I’m lucky in that so far, I haven’t been alerted to any big mistakes by readers. I can thank my copy editors for that! For Summer of Lost and Found, I worked with a historian from Roanoke Island. She reviewed the entire manuscript and pointed out places where I was either wrong or ought to clarify information. She taught me a lot about the history and people of Roanoke Island—I’m so grateful for her help and expertise!
4. What’s your favorite part of the writing process?
I love revising, especially those aha! moments when a piece of the book puzzle unexpectedly fits. I also love the research that happens while working on early drafts: The Internet is often my first stop before moving on to more formal sources, and there is something really fun about falling down the Wikipedia rabbit hole when looking into a topic.
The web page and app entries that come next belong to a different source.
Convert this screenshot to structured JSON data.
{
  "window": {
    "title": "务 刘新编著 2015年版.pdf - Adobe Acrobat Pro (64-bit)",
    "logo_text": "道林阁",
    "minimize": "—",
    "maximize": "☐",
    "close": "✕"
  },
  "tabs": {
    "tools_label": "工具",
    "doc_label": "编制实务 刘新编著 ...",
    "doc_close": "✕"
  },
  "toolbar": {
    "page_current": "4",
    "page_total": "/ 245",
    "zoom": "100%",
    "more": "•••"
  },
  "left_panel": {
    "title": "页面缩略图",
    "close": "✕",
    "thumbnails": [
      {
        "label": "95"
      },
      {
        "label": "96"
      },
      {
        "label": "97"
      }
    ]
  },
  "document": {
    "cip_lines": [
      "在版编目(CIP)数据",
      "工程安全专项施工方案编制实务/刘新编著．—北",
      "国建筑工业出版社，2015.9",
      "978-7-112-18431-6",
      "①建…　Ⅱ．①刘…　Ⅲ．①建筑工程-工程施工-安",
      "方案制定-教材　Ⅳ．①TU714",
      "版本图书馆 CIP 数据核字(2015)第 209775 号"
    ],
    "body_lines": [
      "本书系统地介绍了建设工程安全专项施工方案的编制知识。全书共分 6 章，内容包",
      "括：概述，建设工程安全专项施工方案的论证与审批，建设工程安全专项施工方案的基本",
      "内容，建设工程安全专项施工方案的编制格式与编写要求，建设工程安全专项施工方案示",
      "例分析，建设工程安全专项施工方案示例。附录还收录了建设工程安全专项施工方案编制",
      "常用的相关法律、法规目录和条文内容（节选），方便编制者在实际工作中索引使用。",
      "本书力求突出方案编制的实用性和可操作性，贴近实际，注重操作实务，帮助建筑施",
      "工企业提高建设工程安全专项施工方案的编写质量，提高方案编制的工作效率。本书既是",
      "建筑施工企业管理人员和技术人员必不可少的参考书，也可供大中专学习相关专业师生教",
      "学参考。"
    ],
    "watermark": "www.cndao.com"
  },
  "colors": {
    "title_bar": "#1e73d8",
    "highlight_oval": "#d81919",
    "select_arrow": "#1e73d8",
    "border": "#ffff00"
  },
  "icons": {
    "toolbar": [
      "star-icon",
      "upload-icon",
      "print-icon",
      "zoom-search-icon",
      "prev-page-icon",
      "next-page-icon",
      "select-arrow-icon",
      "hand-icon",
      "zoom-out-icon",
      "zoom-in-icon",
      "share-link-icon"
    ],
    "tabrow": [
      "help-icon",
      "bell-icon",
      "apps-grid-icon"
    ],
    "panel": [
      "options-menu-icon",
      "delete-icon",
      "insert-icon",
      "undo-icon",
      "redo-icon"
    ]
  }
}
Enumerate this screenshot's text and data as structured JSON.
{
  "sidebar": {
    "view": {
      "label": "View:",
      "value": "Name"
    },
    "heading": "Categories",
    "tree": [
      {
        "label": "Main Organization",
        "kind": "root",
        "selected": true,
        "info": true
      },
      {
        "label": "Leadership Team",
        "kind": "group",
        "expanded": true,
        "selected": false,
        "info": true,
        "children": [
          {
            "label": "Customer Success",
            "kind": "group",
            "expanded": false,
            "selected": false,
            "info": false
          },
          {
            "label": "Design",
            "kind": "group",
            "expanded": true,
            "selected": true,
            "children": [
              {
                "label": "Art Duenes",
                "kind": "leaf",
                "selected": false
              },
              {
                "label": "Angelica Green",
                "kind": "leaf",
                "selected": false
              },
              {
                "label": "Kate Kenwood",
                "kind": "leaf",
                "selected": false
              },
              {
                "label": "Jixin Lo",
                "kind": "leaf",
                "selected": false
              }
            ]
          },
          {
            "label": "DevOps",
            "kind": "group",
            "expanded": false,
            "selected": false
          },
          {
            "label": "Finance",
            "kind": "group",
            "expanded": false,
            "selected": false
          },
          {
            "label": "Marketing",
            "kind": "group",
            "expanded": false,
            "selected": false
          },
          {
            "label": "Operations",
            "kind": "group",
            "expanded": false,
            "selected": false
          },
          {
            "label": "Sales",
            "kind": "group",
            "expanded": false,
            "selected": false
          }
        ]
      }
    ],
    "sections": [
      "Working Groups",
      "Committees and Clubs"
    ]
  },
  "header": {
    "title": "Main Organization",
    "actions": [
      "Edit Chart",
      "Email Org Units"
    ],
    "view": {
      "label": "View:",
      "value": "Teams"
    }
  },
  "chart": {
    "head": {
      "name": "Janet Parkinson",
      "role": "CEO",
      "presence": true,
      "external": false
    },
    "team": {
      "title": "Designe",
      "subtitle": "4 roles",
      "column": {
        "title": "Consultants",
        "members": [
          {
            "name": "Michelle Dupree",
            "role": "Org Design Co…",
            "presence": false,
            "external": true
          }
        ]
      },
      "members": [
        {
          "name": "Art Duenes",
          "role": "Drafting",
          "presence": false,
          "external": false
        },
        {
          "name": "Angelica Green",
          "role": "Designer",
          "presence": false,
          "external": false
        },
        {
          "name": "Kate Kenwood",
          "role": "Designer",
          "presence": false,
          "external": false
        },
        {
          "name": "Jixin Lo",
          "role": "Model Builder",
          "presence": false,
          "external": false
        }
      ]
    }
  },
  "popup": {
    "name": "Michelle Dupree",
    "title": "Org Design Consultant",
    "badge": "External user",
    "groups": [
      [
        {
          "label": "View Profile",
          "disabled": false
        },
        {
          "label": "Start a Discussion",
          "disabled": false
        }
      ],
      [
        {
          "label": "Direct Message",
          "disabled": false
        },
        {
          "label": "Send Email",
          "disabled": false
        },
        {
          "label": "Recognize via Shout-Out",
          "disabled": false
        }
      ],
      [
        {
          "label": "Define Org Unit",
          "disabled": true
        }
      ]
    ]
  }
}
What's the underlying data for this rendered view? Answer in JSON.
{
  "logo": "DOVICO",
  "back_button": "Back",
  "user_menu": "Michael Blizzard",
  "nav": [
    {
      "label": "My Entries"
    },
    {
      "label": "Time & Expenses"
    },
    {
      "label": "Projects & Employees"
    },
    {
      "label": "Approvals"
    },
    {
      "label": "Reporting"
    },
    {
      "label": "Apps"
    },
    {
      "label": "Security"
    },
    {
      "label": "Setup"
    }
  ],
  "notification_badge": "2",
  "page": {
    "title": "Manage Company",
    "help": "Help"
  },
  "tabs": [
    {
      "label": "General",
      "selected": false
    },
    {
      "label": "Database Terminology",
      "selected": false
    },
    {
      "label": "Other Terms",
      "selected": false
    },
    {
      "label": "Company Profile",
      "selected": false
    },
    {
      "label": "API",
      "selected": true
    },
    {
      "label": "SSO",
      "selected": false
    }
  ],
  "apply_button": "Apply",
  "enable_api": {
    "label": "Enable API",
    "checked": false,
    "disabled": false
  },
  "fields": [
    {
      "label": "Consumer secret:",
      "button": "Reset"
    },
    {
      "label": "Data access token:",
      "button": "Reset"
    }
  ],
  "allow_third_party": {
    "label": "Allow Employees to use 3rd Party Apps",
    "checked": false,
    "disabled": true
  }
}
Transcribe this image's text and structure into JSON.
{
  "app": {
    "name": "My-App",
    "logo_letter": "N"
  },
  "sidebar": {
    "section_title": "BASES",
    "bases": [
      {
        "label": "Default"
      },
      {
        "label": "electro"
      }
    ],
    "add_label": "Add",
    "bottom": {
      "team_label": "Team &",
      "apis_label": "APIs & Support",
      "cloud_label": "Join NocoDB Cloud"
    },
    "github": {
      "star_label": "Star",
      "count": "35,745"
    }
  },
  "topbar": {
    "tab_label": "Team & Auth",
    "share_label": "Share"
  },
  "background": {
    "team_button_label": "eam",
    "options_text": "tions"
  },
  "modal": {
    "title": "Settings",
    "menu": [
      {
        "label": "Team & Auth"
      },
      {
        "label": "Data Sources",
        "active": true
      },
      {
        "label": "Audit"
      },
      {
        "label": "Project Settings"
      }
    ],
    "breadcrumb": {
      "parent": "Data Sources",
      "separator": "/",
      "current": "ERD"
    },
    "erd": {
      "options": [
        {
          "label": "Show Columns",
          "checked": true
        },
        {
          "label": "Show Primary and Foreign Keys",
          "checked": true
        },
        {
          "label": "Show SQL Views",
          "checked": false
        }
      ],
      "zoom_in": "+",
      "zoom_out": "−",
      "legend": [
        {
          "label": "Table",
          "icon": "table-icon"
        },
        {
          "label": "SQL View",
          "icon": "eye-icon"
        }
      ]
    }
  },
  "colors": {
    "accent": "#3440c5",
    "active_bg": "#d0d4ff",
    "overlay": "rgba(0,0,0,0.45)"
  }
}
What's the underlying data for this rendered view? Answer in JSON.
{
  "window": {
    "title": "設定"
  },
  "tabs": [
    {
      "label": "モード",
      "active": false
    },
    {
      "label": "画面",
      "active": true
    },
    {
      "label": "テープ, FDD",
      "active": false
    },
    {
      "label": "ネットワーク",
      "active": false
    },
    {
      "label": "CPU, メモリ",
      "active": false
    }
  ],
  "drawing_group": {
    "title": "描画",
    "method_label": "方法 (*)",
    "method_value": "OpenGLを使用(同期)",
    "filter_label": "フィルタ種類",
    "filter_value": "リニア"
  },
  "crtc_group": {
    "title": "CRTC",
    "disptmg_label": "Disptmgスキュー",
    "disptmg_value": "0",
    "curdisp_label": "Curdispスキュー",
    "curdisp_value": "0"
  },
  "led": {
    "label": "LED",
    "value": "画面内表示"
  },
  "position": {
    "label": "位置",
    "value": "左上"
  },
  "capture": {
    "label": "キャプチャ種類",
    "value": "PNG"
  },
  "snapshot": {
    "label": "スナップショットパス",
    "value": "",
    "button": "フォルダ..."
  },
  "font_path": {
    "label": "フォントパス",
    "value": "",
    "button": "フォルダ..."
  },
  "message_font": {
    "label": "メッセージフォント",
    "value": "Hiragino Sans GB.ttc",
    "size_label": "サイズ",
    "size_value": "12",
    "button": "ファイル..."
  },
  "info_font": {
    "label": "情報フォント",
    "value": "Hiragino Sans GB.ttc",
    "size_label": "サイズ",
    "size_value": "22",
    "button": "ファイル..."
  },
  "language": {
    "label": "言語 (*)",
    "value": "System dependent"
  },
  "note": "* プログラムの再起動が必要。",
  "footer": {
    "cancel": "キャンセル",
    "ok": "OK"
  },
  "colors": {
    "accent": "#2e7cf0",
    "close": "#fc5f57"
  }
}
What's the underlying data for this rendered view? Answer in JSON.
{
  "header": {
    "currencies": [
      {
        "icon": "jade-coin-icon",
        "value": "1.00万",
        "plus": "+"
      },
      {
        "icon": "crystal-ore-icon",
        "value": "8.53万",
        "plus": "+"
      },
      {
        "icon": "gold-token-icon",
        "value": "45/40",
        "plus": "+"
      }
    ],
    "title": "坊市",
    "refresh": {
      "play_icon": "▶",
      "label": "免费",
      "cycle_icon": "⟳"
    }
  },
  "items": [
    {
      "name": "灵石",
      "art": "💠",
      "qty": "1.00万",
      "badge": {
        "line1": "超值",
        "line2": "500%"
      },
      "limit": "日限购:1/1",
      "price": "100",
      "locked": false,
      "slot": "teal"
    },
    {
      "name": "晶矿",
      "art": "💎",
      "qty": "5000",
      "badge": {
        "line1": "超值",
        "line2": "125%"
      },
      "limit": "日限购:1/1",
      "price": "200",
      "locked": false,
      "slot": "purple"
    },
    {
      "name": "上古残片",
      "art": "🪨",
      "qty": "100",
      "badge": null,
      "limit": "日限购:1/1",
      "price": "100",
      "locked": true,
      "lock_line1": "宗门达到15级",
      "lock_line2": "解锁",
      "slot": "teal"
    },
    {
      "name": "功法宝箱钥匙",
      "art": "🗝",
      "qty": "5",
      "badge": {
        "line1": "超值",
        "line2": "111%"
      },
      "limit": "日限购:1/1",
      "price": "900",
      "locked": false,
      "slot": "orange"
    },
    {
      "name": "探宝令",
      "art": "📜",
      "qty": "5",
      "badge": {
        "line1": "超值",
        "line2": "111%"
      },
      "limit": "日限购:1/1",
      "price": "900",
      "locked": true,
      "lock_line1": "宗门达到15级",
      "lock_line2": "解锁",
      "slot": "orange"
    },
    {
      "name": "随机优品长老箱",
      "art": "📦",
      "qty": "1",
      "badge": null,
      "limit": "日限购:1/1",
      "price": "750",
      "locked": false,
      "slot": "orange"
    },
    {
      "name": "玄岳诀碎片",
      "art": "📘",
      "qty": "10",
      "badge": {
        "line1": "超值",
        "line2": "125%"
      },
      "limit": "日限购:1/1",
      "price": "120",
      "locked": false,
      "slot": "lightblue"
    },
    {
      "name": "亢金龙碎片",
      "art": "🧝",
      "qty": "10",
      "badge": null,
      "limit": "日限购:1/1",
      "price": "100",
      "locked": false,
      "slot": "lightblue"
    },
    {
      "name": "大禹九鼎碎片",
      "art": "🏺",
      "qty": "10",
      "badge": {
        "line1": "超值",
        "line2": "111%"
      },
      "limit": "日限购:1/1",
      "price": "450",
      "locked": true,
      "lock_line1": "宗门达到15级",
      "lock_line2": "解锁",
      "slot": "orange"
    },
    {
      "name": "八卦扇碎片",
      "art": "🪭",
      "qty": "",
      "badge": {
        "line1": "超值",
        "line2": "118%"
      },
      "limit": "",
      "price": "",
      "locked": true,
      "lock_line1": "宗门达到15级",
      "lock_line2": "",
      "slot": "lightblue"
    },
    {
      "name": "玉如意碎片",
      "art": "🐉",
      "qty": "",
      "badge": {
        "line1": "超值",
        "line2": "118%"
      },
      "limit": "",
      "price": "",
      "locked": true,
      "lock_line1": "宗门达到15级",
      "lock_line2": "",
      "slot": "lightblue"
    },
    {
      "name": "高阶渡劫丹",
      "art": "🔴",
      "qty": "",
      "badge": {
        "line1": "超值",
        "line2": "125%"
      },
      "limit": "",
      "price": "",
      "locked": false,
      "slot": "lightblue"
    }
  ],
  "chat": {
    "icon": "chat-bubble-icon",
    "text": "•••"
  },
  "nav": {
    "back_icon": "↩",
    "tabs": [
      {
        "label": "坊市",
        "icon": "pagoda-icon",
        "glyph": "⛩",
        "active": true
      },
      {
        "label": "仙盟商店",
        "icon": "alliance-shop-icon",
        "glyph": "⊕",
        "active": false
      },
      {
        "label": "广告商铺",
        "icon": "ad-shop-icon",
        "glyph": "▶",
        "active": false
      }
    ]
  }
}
You think you’re just going to look up what kinds of birds live in a place and the next thing you know, you’re reading about a passenger pigeon that escaped a pie recipe.
5. What’s the best book (or two) you’ve read this month?
I just read Jen Malone’s The Sleepover, which is a middle-grade reimagining of the movie The Hangover. And it is truly hilarious. I’m longing to dig my Pac-Man sleeping bag out of storage and invite my best friend over for a night of shenanigans. Now I’m in the middle of an adult historical fiction book: The Marriage of Opposites, which is about the life of painter Camille Pissarro’s mother. The protagonist, Rachel, is strong-willed and passionate, and I’m loving the lush setting: the island of St. Thomas in the 1800s.
Thanks, Rebecca! And congratulations on another stunning book.
Remember: Leave a comment below! Details: North American entries only, please! Contest ends on Friday, May 20 at midnight Central.
I was super excited and humbled to be invited to participate in TLA’s Spirit of Texas Middle School list this year. Texas librarians know how to make an author feel loved – and this list makes it clear that teachers should be feeling the love, too, since the “goodies” that come along with this list are for teachers and their students!
Years ago I was a teacher, and I would have LOVED to have material like this already prepared. It thrills me to think that teachers might be able to use my books more easily in the classroom, now that this material is out there.
Thank you so much to the entire Spirit of Texas committee, and Uber Librarian Amanda Galliton in particular! Texas’ motto in Friendship, and you sure know how to show that to a home-grown author.